PREVIEW AVANT-GARDE/ NOISE DIALOGUES FESTIVAL/ BRAW GIGS Jerome Noetinger, part of Dialogues Festival, Inspace, Informatics Building, Edinburgh, Sat 6 Mar. Heatsick, Blue Sabbath Black Fiji, Windsordamonbeast, Lamplighter, Braw Gigs, The Roxy, Edinburgh, Sat 5 Mar.
Edinburgh’s experimental music scene has thrived over the last ten years, thanks to several low-level organisations who have kept the faith, from Dialogues’ annual festival of electronic sounds to Cowgate-based music and film festival organisers Arika, or DIY promoters such as Braw Gigs, who’ve recently broken cover. Dialogues, which celebrates its tenth anniversary this year, has consistently reinvented itself in a variety of venues over weekend-long one-offs.
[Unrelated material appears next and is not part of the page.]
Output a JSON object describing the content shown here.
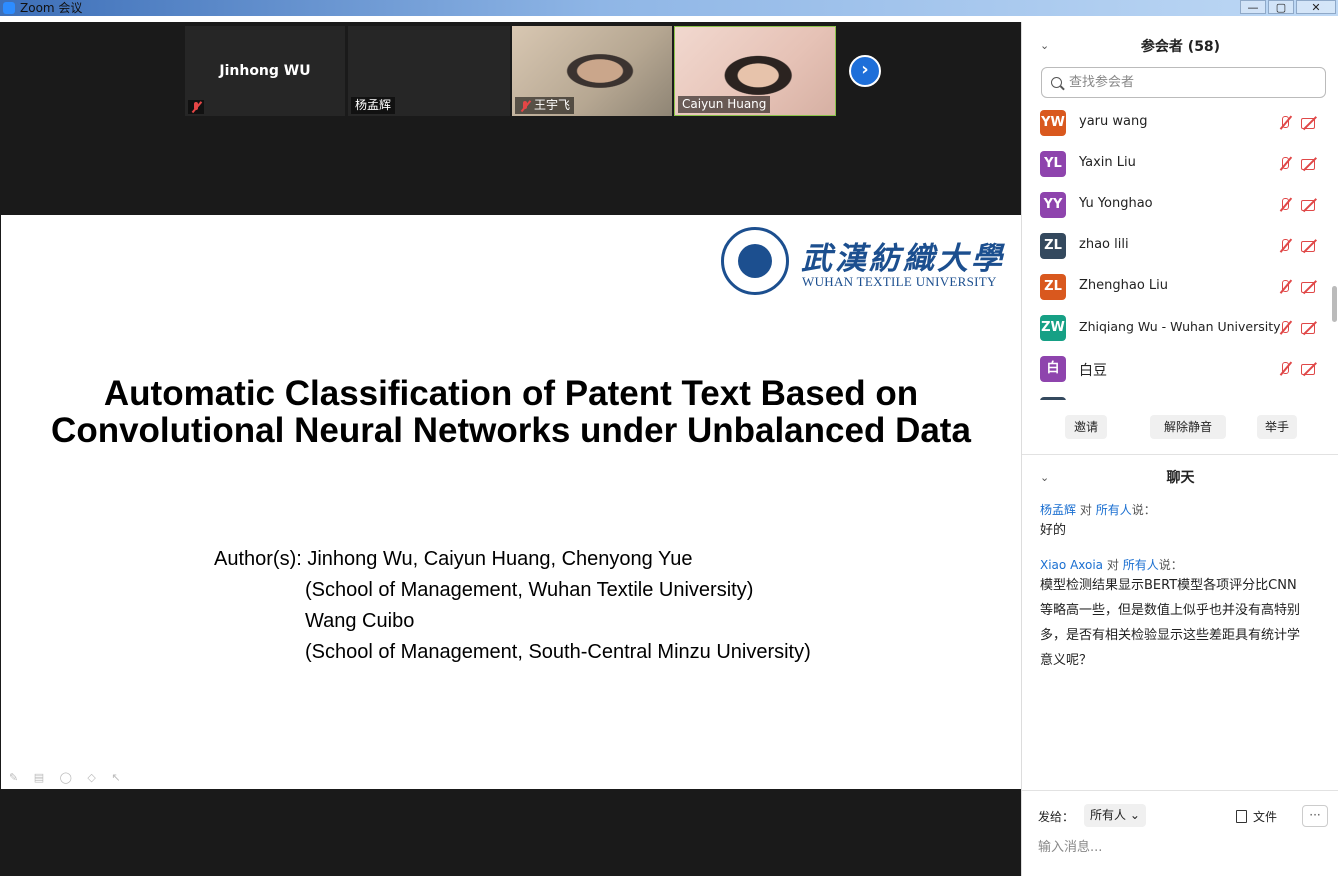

Rather than throw all their sine-waves into one circuit-board however, this year has seen it host ten events spaced out over twelve months. Event number six [this fortnight] features French electro-acoustic composer Jerome Noetinger, an occasional collaborator of Keith Rowe – one-time guitarist with the British free-improv outfit AMM – as well as former Cocteau Twin, Will Heggie.
Future Dialogues events, (all taking place at Crichton Street’s digital arts venue Inspace) include an appearance from former Henry Cow guitarist and some time collaborator of Brian Eno and Bill Laswell, Fred Frith. (See www.dialogues-festival.org for listings, or go to dialoguesinspace06.eventbrite.com, or inspace.mediascot.org)
Braw Gigs, meanwhile, recently
scored a hit with a packed-out show by self-taught acoustic guitarist James Blackshaw, and follow up with something more primal from Heatsick, the scarifying solo project from Steven Warwick, the Berlin-based half of noise duo, Birds of Delay. Warwick cites both the experimental sampling principals of musique concrète and Chicago house mixtapes as influences on his improvised constructions of looped yelps, drums and Casio vile tones that riff insistently ad nauseum. Braw Dialogues, indeed. (Neil Cooper)
4–18 Mar 2010 THE LIST 63